Working with Millennials

Working with Millennials

When contemplating about millennials, we might visualize a teenager holding an iPhone with earbuds plugged into their ears, but the truth is that most of them don’t look like that. Whatever your views are of millennials, they are constantly making up a huge percentage of the workforce, and they perform and think very diversely than the generations before them. For example, they frequently use technology to complete a task more proficiently, and their yearning to know the “reason” behind everything can form opportunities for your organization to sharply focus on doing the correct things to encounter big-picture objectives (Little, 2017). 

Today, organizations are adjusting to innovative approaches of work, mainly introduced by millennials. This creative generation of experts are granting excellent skills, expertise and new vitality levels to the workplace; three essential benefits for any business. Millennials are known to interrupt long-established work styles, including hierarchy and inflexible workplace timings. They welcome change with arms wide open, and they really do want to achieve countless things and contribute to the organizations they work for, and therefore, it is vital to both appreciate how to successfully guide them and know how to leverage their strengths.

Here are some tips that will help to manage and lead a millennial workforce:

1. Engage them in Decision-Making
Millennials want their thoughts and viewpoints to be heard and be taken into consideration. They typically have a “can do” perspective and are constantly looking to offer input on work-related problems. Also, they are very interested in getting into the thick of things. Getting them involved in decision-making where they have enough understanding to share a useful opinion will make them feel more appreciated and persuade them to contribute more frequently. This will also allow them to associate more personally to the project at hand.

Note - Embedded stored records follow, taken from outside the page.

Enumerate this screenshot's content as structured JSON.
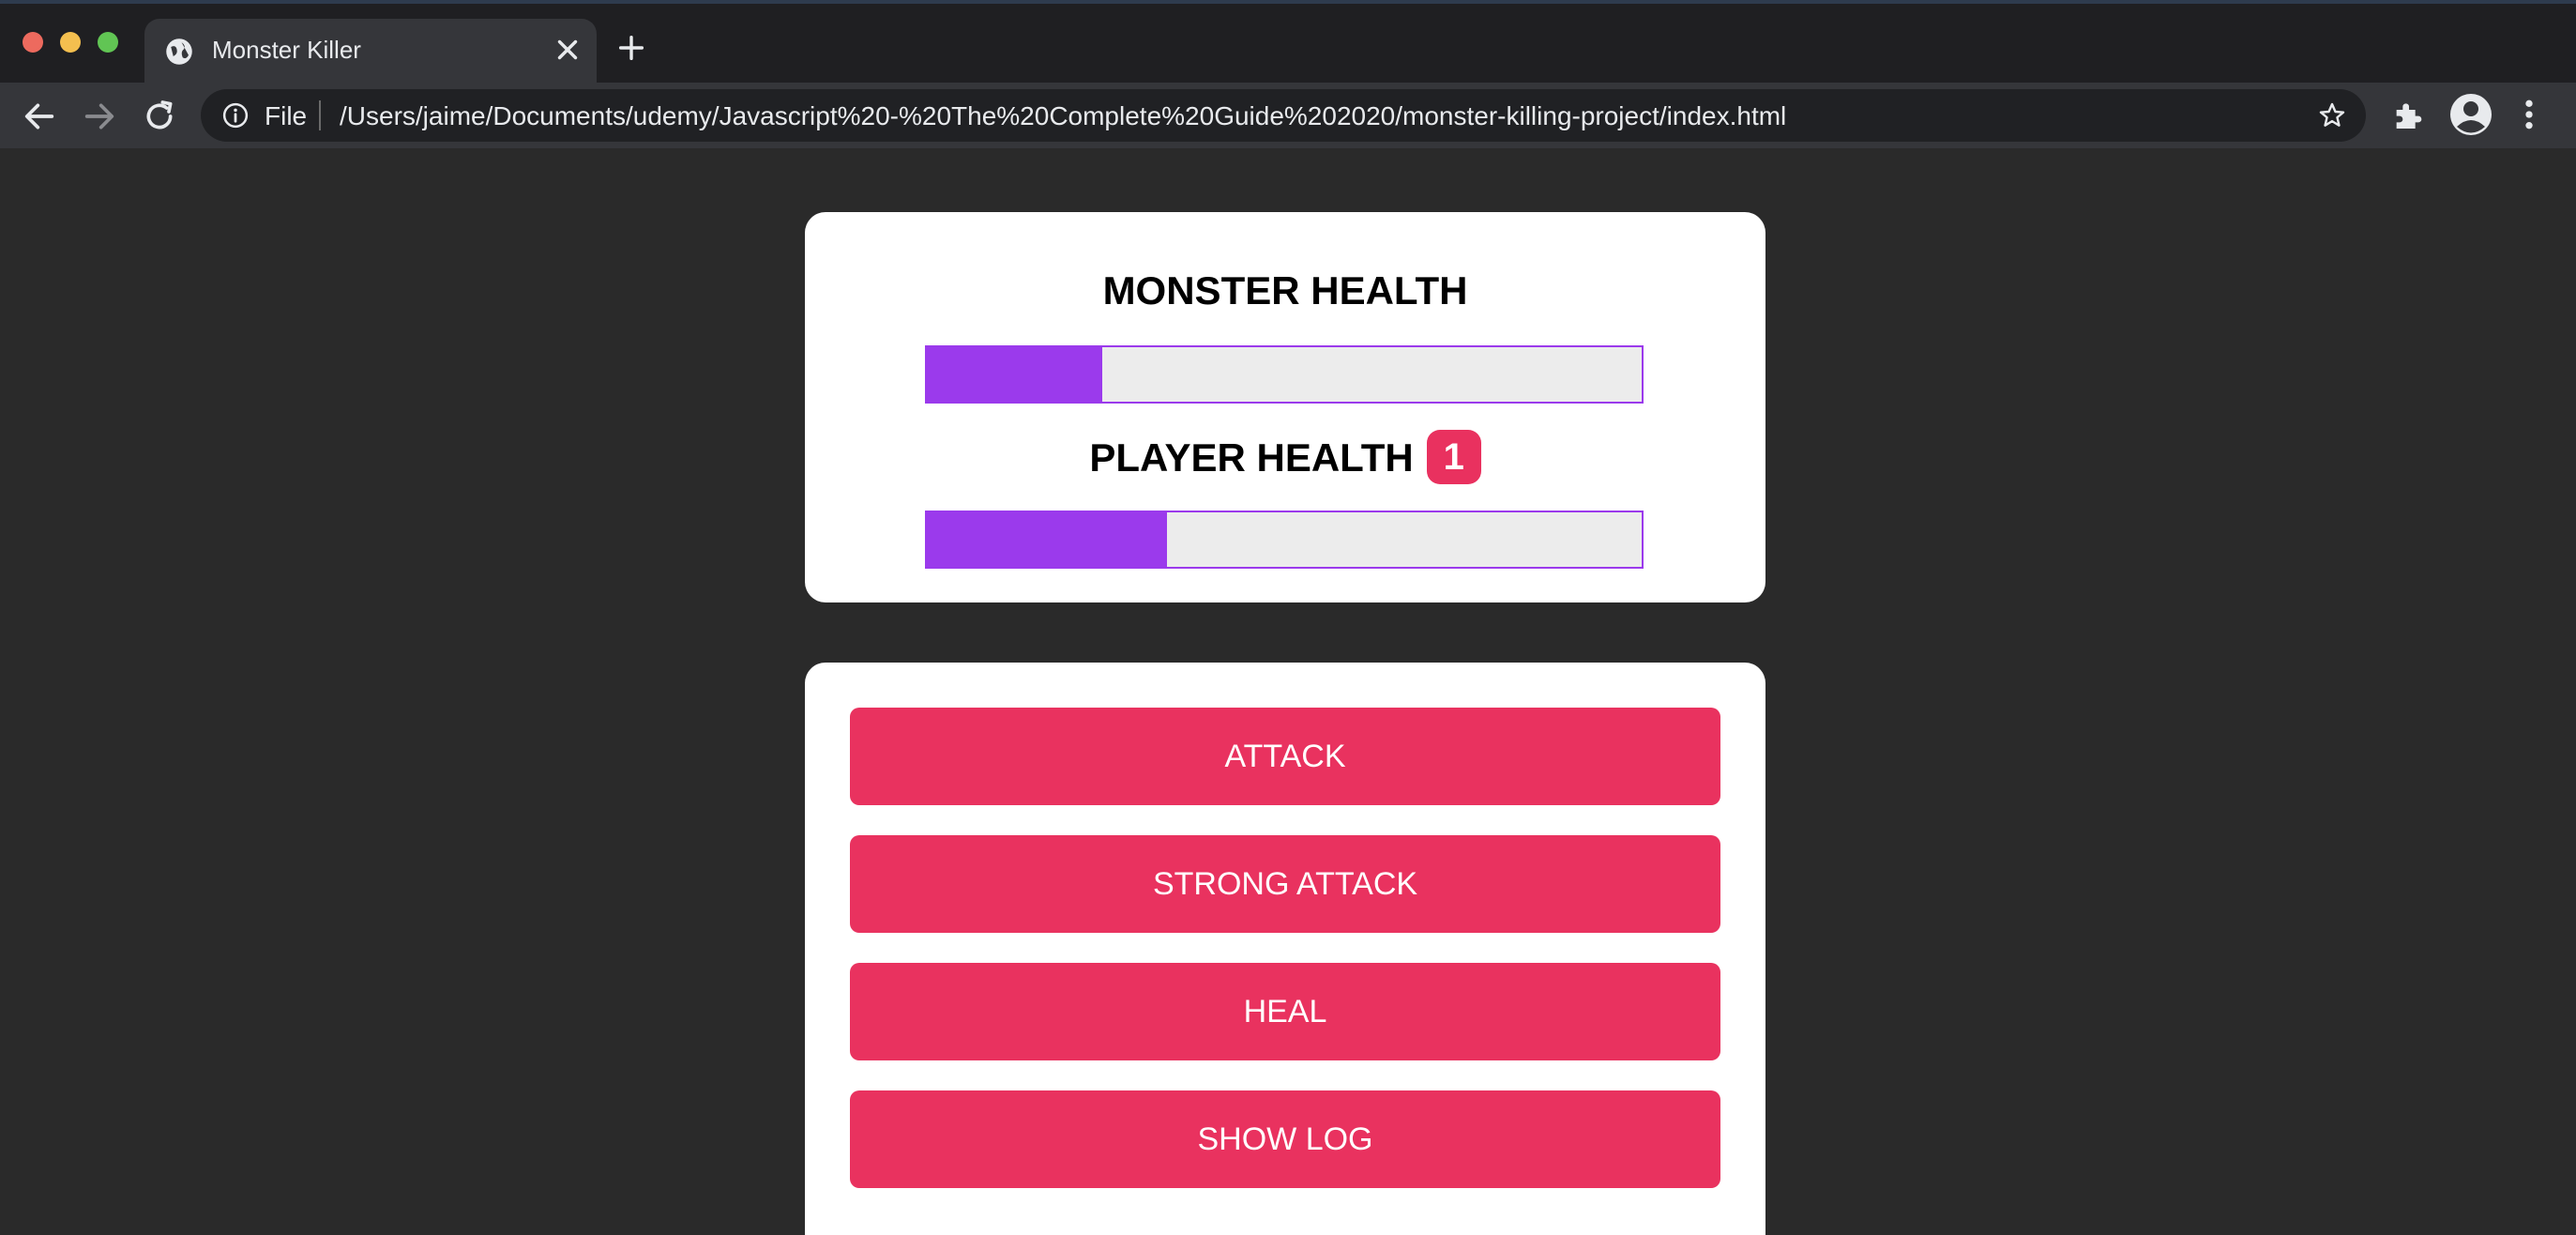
{
  "browser": {
    "tab_title": "Monster Killer",
    "file_label": "File",
    "url": "/Users/jaime/Documents/udemy/Javascript%20-%20The%20Complete%20Guide%202020/monster-killing-project/index.html",
    "icons": [
      "globe-icon",
      "close-icon",
      "plus-icon",
      "back-arrow-icon",
      "forward-arrow-icon",
      "reload-icon",
      "info-icon",
      "star-icon",
      "puzzle-icon",
      "profile-icon",
      "more-vert-icon"
    ]
  },
  "game": {
    "monster_health_label": "MONSTER HEALTH",
    "player_health_label": "PLAYER HEALTH",
    "bonus_life": "1",
    "monster_health_percent": 24.5,
    "player_health_percent": 33.6,
    "colors": {
      "bar": "#9b3aec",
      "button": "#e9325f",
      "background": "#2a2a2a"
    }
  },
  "controls": {
    "attack": "ATTACK",
    "strong_attack": "STRONG ATTACK",
    "heal": "HEAL",
    "show_log": "SHOW LOG"
  }
}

2. Be Transparent with Millennials
Nobody respects the idea of being deceived; especially not millennials—and lies of deletion are just as shoddy as actual false information. When employees are often lied to, they are not going to be as committed in their work because they fail to recognize the effect of it.

In other words, be open and provide employees the “big picture” outlook of the organization and their place in it. Then, we can have employees who feel like they are an essential part of the team. This forms a sense of empowerment, but also accountability, that inspires Millennials and creates a sense of achievement when they, or the larger organization they are a part of, accomplishes a goal.

3. Provide Frequent Feedback
It is very important to let millennials know distinctly what they are doing right, what they need to improve, and how to improve. Employers should not be reluctant to offer advice and suitable levels of coaching, but they should keep the relationship complete by giving feedback specific to the assignment at hand. Also, criticism should always be directed towards their work and not towards them personally. 

4. Provide Opportunities for Career Advancement
Millennials are absolute go-getters. When given the chance to learn or improve their skill set, they are continuously up to the task and excited to refine their skills. They will desire to know that they will have the opportunity to progress and develop their careers within the organization they choose to join. So, during the recruiting procedure, individuals should be informed about opportunities that they will have to move-up in the statuses. 

5. The Option of Flexibility
Millennials want more out of their life than to be tangled in an eight-hour office schedule. They are interested in occupations that provide them flexibility, a sense of independence, and an overall better life. In order to encourage millennial employees, provide flexible rewards that will eventually pave the way to more productivity (Little, 2017). 

By Nathasha Hindurangala

Little, L. (2017). 6 Ways to Get Along With Millennials at Work - Chief Learning Officer - CLO Media. Retrieved 18 July 2020, from

Image Reference
Cover Photo : Photo by John Schnobrich on Unsplash